• [PROBLEM TO WORK ON]:
Scan the material below for the word "JSON", then copy every line in which it appears.
*** Opening RECORDS ***
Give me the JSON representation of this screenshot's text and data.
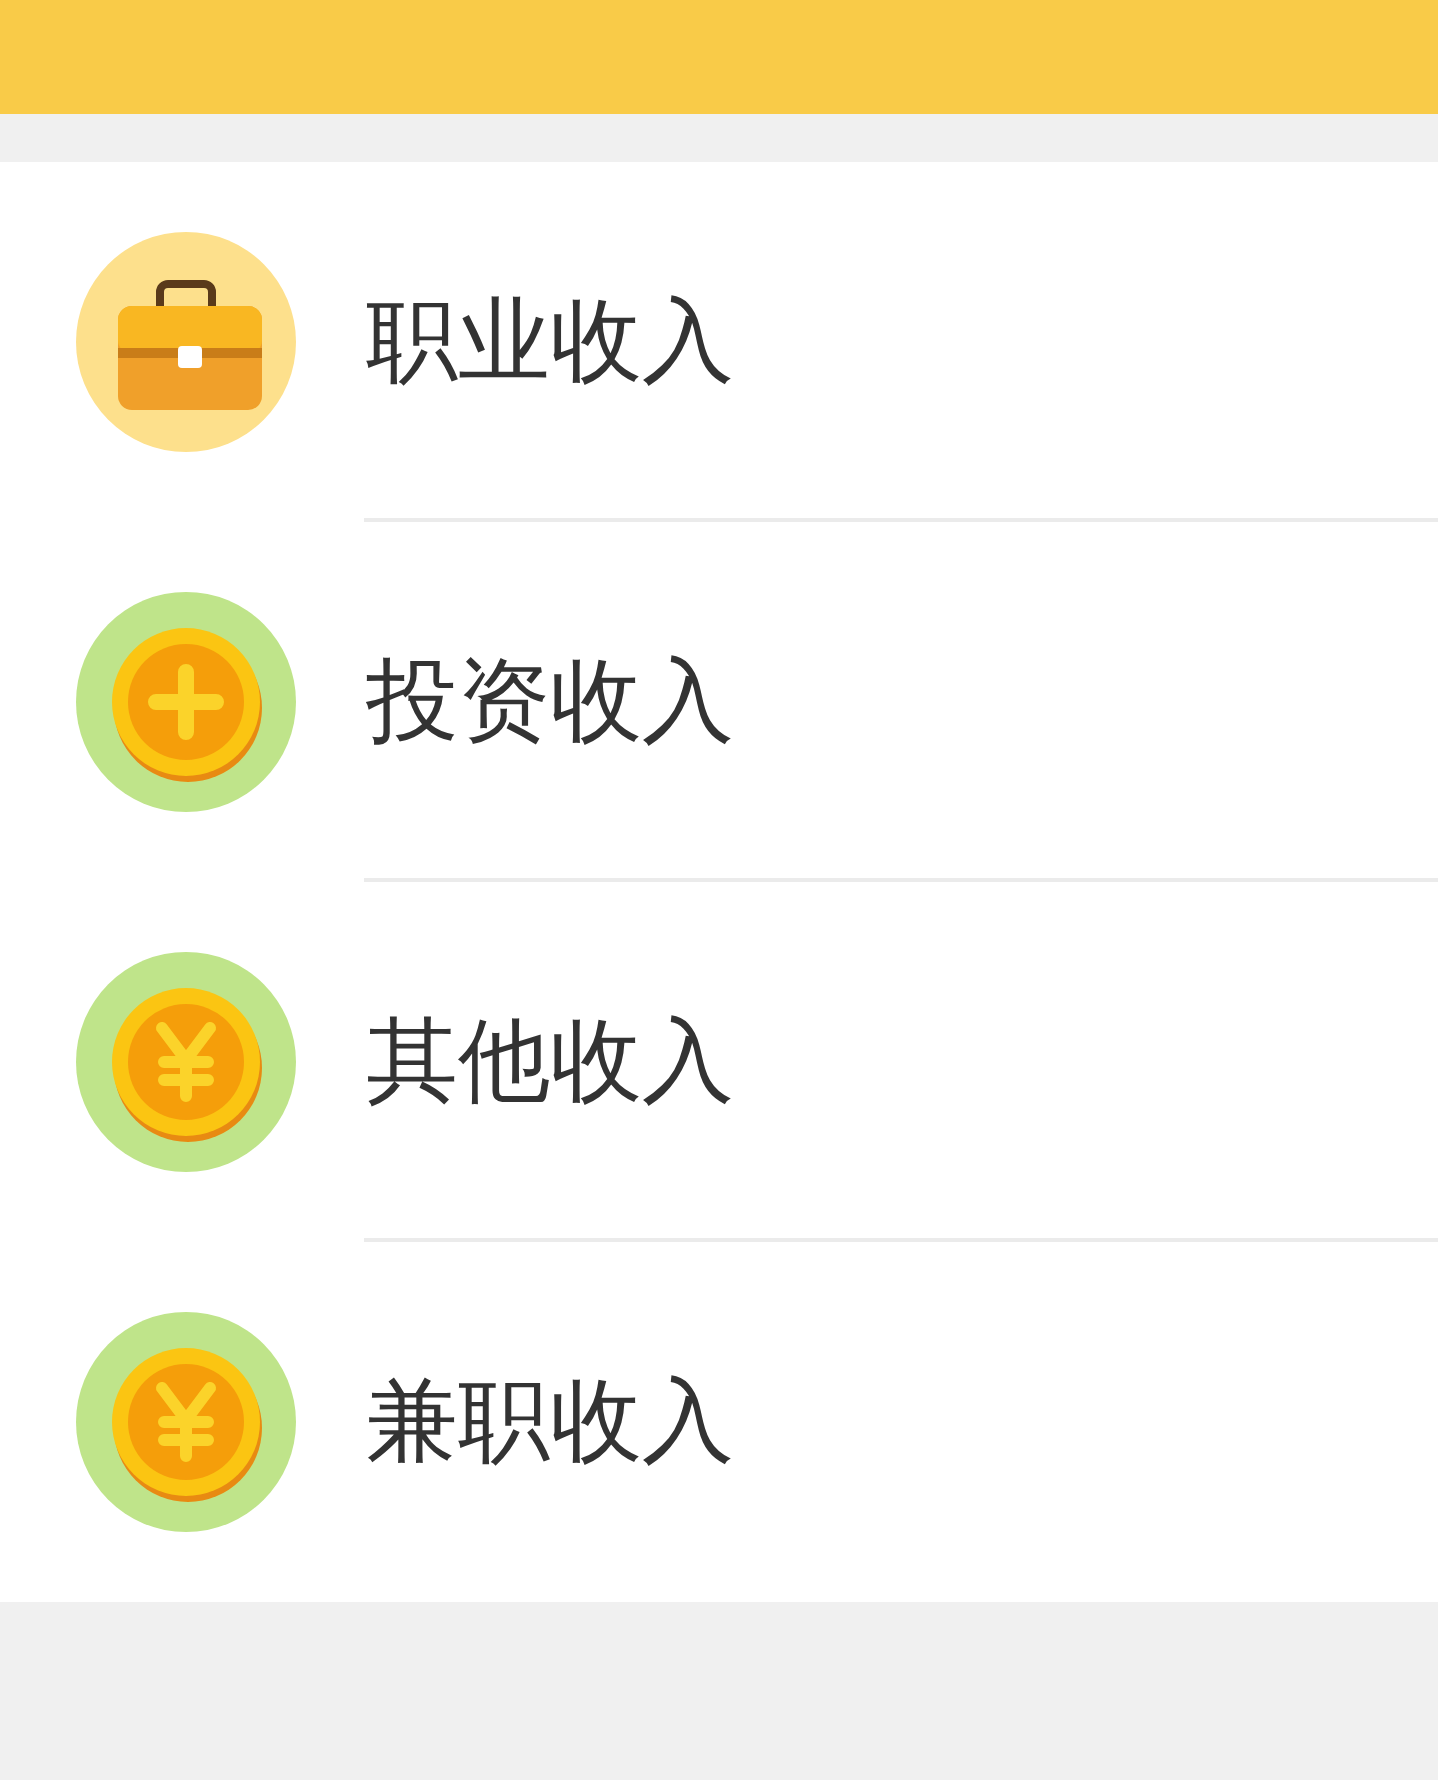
{
  "categories": [
    {
      "kind": "briefcase",
      "label": "职业收入"
    },
    {
      "kind": "plus-coin",
      "label": "投资收入"
    },
    {
      "kind": "yen-coin",
      "label": "其他收入"
    },
    {
      "kind": "yen-coin",
      "label": "兼职收入"
    }
  ]
}
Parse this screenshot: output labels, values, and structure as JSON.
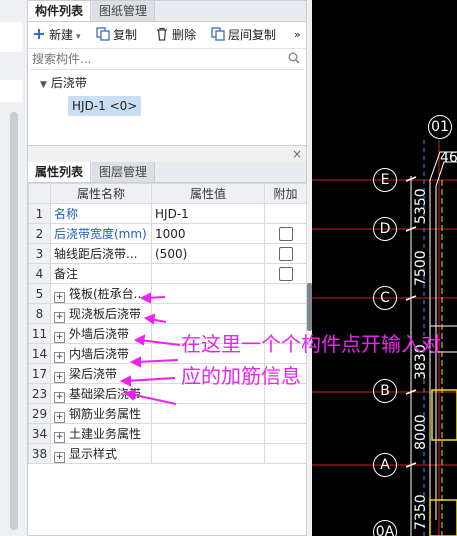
{
  "component_panel": {
    "tabs": [
      "构件列表",
      "图纸管理"
    ],
    "toolbar": {
      "new_label": "新建",
      "copy_label": "复制",
      "delete_label": "删除",
      "floor_copy_label": "层间复制",
      "more_label": "»"
    },
    "search_placeholder": "搜索构件...",
    "tree": {
      "group_label": "后浇带",
      "selected_item": "HJD-1 <0>"
    }
  },
  "property_panel": {
    "tabs": [
      "属性列表",
      "图层管理"
    ],
    "close_label": "×",
    "columns": [
      "属性名称",
      "属性值",
      "附加"
    ],
    "rows": [
      {
        "num": "1",
        "name": "名称",
        "value": "HJD-1",
        "checkbox": false,
        "blue": true
      },
      {
        "num": "2",
        "name": "后浇带宽度(mm)",
        "value": "1000",
        "checkbox": true,
        "blue": true
      },
      {
        "num": "3",
        "name": "轴线距后浇带...",
        "value": "(500)",
        "checkbox": true,
        "blue": false
      },
      {
        "num": "4",
        "name": "备注",
        "value": "",
        "checkbox": true,
        "blue": false
      },
      {
        "num": "5",
        "name": "筏板(桩承台...",
        "value": "",
        "expand": true
      },
      {
        "num": "8",
        "name": "现浇板后浇带",
        "value": "",
        "expand": true
      },
      {
        "num": "11",
        "name": "外墙后浇带",
        "value": "",
        "expand": true
      },
      {
        "num": "14",
        "name": "内墙后浇带",
        "value": "",
        "expand": true
      },
      {
        "num": "17",
        "name": "梁后浇带",
        "value": "",
        "expand": true
      },
      {
        "num": "23",
        "name": "基础梁后浇带",
        "value": "",
        "expand": true
      },
      {
        "num": "29",
        "name": "钢筋业务属性",
        "value": "",
        "expand": true
      },
      {
        "num": "34",
        "name": "土建业务属性",
        "value": "",
        "expand": true
      },
      {
        "num": "38",
        "name": "显示样式",
        "value": "",
        "expand": true
      }
    ]
  },
  "annotation": {
    "text": "在这里一个个构件点开输入对应的加筋信息",
    "color": "#ee22ee"
  },
  "cad": {
    "axis_bubbles": [
      "01",
      "E",
      "D",
      "C",
      "B",
      "A",
      "0A"
    ],
    "top_number": "46",
    "dimensions": [
      "5350",
      "7500",
      "3830",
      "8000",
      "7350"
    ]
  }
}
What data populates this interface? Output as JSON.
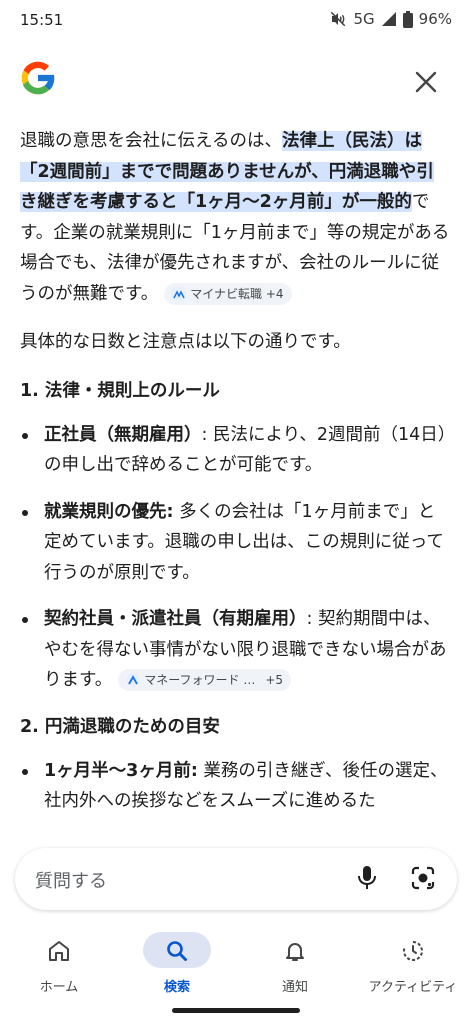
{
  "status_bar": {
    "time": "15:51",
    "network": "5G",
    "battery": "96%"
  },
  "answer": {
    "intro_before": "退職の意思を会社に伝えるのは、",
    "intro_highlight": "法律上（民法）は「2週間前」までで問題ありませんが、円満退職や引き継ぎを考慮すると「1ヶ月〜2ヶ月前」が一般的",
    "intro_after": "です。企業の就業規則に「1ヶ月前まで」等の規定がある場合でも、法律が優先されますが、会社のルールに従うのが無難です。",
    "source_chip_1": "マイナビ転職 +4",
    "lead": "具体的な日数と注意点は以下の通りです。",
    "section1_title": "1. 法律・規則上のルール",
    "section1_items": [
      {
        "term": "正社員（無期雇用）",
        "text": ": 民法により、2週間前（14日）の申し出で辞めることが可能です。"
      },
      {
        "term": "就業規則の優先:",
        "text": " 多くの会社は「1ヶ月前まで」と定めています。退職の申し出は、この規則に従って行うのが原則です。"
      },
      {
        "term": "契約社員・派遣社員（有期雇用）",
        "text": ": 契約期間中は、やむを得ない事情がない限り退職できない場合があります。"
      }
    ],
    "source_chip_2_name": "マネーフォワード …",
    "source_chip_2_count": "+5",
    "section2_title": "2. 円満退職のための目安",
    "section2_items": [
      {
        "term": "1ヶ月半〜3ヶ月前:",
        "text": " 業務の引き継ぎ、後任の選定、社内外への挨拶などをスムーズに進めるた"
      }
    ]
  },
  "ask_bar": {
    "placeholder": "質問する"
  },
  "bottom_nav": {
    "items": [
      {
        "label": "ホーム",
        "icon": "home-icon"
      },
      {
        "label": "検索",
        "icon": "search-icon",
        "active": true
      },
      {
        "label": "通知",
        "icon": "bell-icon"
      },
      {
        "label": "アクティビティ",
        "icon": "activity-icon"
      }
    ]
  },
  "colors": {
    "highlight": "#d3e3fd",
    "accent": "#0b57d0",
    "active_pill": "#dde3f3"
  }
}
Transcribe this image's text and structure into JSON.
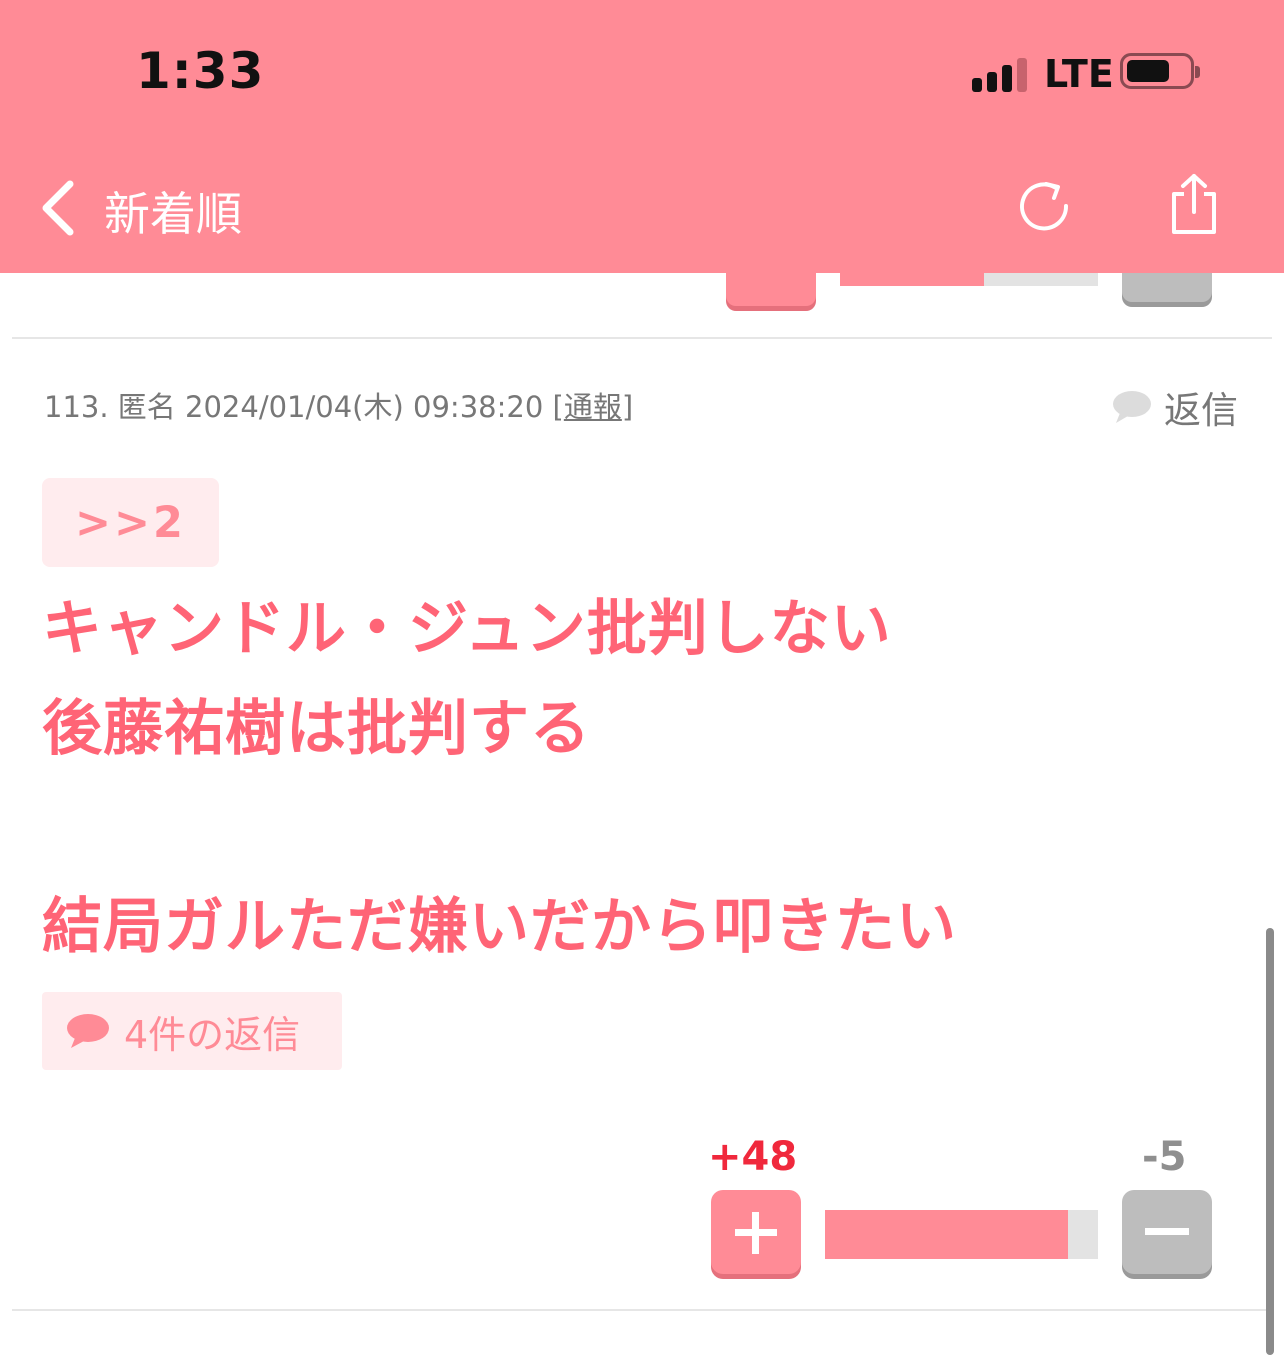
{
  "status_bar": {
    "time": "1:33",
    "network": "LTE",
    "signal_bars_active": 3,
    "signal_bars_total": 4
  },
  "nav": {
    "back_icon": "chevron-left-icon",
    "title": "新着順",
    "refresh_icon": "refresh-icon",
    "share_icon": "share-icon"
  },
  "previous_post": {
    "vote_ratio_plus": 0.56
  },
  "comment": {
    "number": "113.",
    "author": "匿名",
    "datetime": "2024/01/04(木) 09:38:20",
    "report_open": "[",
    "report_label": "通報",
    "report_close": "]",
    "reply_label": "返信",
    "anchor": ">>2",
    "body_lines": [
      "キャンドル・ジュン批判しない",
      "後藤祐樹は批判する",
      "結局ガルただ嫌いだから叩きたい"
    ],
    "replies_label": "4件の返信",
    "plus_votes": "+48",
    "minus_votes": "-5",
    "vote_ratio_plus": 0.89
  },
  "colors": {
    "accent": "#ff8b96",
    "text_pink": "#ff6476",
    "plus_red": "#f0283c"
  }
}
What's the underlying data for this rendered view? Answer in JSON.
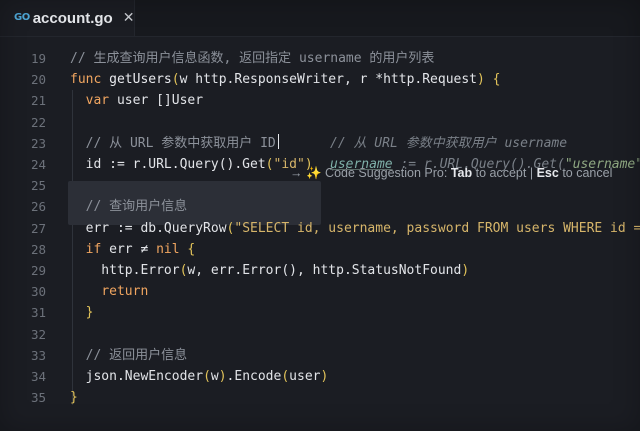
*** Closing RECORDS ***
• [ANSWER FOR THIS EXERCISE]:
Give me the JSON representation of this screenshot's text and data.
Parse this screenshot: output labels, values, and structure as JSON.
What data populates this interface? Output as JSON.
Transcribe this image's text and structure into JSON.
What's the underlying data for this rendered view? Answer in JSON.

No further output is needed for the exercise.